**THE DATA:**
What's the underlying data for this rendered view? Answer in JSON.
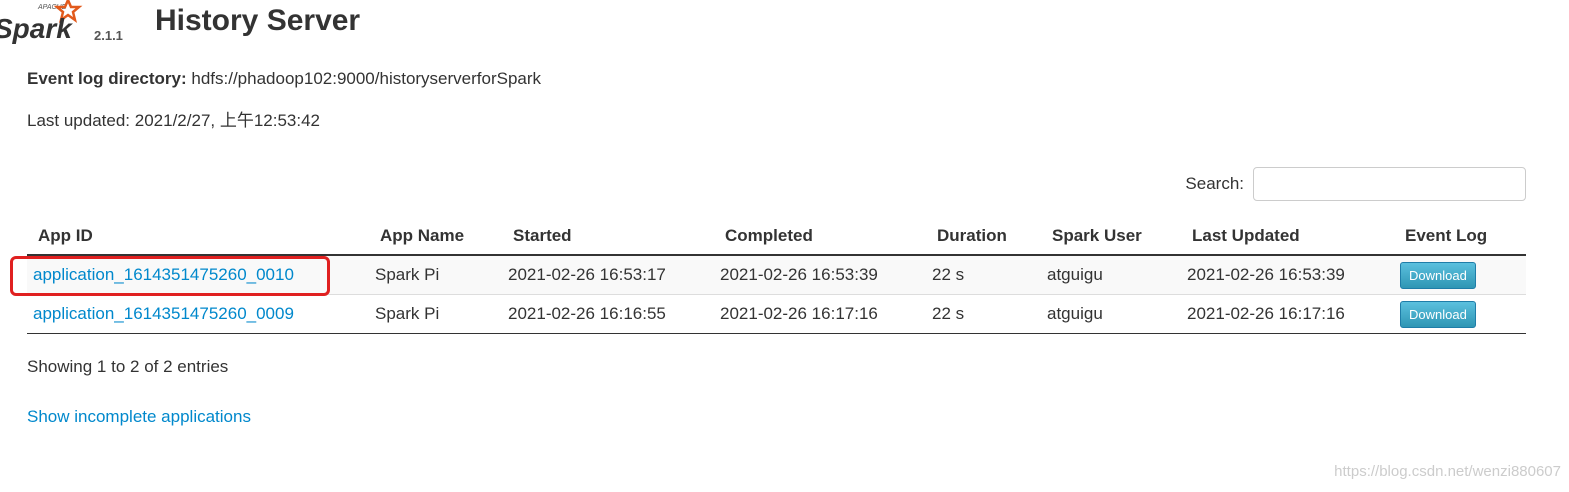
{
  "logo": {
    "apache_text": "APACHE",
    "spark_text": "Spark",
    "version": "2.1.1"
  },
  "header": {
    "title": "History Server"
  },
  "info": {
    "event_log_label": "Event log directory:",
    "event_log_value": "hdfs://phadoop102:9000/historyserverforSpark",
    "last_updated_label": "Last updated:",
    "last_updated_value": "2021/2/27, 上午12:53:42"
  },
  "search": {
    "label": "Search:",
    "value": ""
  },
  "table": {
    "headers": [
      "App ID",
      "App Name",
      "Started",
      "Completed",
      "Duration",
      "Spark User",
      "Last Updated",
      "Event Log"
    ],
    "rows": [
      {
        "app_id": "application_1614351475260_0010",
        "app_name": "Spark Pi",
        "started": "2021-02-26 16:53:17",
        "completed": "2021-02-26 16:53:39",
        "duration": "22 s",
        "spark_user": "atguigu",
        "last_updated": "2021-02-26 16:53:39",
        "event_log": "Download"
      },
      {
        "app_id": "application_1614351475260_0009",
        "app_name": "Spark Pi",
        "started": "2021-02-26 16:16:55",
        "completed": "2021-02-26 16:17:16",
        "duration": "22 s",
        "spark_user": "atguigu",
        "last_updated": "2021-02-26 16:17:16",
        "event_log": "Download"
      }
    ]
  },
  "footer": {
    "showing": "Showing 1 to 2 of 2 entries",
    "incomplete_link": "Show incomplete applications"
  },
  "watermark": "https://blog.csdn.net/wenzi880607",
  "colors": {
    "link": "#0088cc",
    "spark_orange": "#e25a1c",
    "highlight": "#e02020"
  }
}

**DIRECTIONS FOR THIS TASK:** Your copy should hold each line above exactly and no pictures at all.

**SOLUTION TO THE EXERCISE:**
What's the underlying data for this rendered view? Answer in JSON.
{
  "logo": {
    "apache_text": "APACHE",
    "spark_text": "Spark",
    "version": "2.1.1"
  },
  "header": {
    "title": "History Server"
  },
  "info": {
    "event_log_label": "Event log directory:",
    "event_log_value": "hdfs://phadoop102:9000/historyserverforSpark",
    "last_updated_label": "Last updated:",
    "last_updated_value": "2021/2/27, 上午12:53:42"
  },
  "search": {
    "label": "Search:",
    "value": ""
  },
  "table": {
    "headers": [
      "App ID",
      "App Name",
      "Started",
      "Completed",
      "Duration",
      "Spark User",
      "Last Updated",
      "Event Log"
    ],
    "rows": [
      {
        "app_id": "application_1614351475260_0010",
        "app_name": "Spark Pi",
        "started": "2021-02-26 16:53:17",
        "completed": "2021-02-26 16:53:39",
        "duration": "22 s",
        "spark_user": "atguigu",
        "last_updated": "2021-02-26 16:53:39",
        "event_log": "Download"
      },
      {
        "app_id": "application_1614351475260_0009",
        "app_name": "Spark Pi",
        "started": "2021-02-26 16:16:55",
        "completed": "2021-02-26 16:17:16",
        "duration": "22 s",
        "spark_user": "atguigu",
        "last_updated": "2021-02-26 16:17:16",
        "event_log": "Download"
      }
    ]
  },
  "footer": {
    "showing": "Showing 1 to 2 of 2 entries",
    "incomplete_link": "Show incomplete applications"
  },
  "watermark": "https://blog.csdn.net/wenzi880607",
  "colors": {
    "link": "#0088cc",
    "spark_orange": "#e25a1c",
    "highlight": "#e02020"
  }
}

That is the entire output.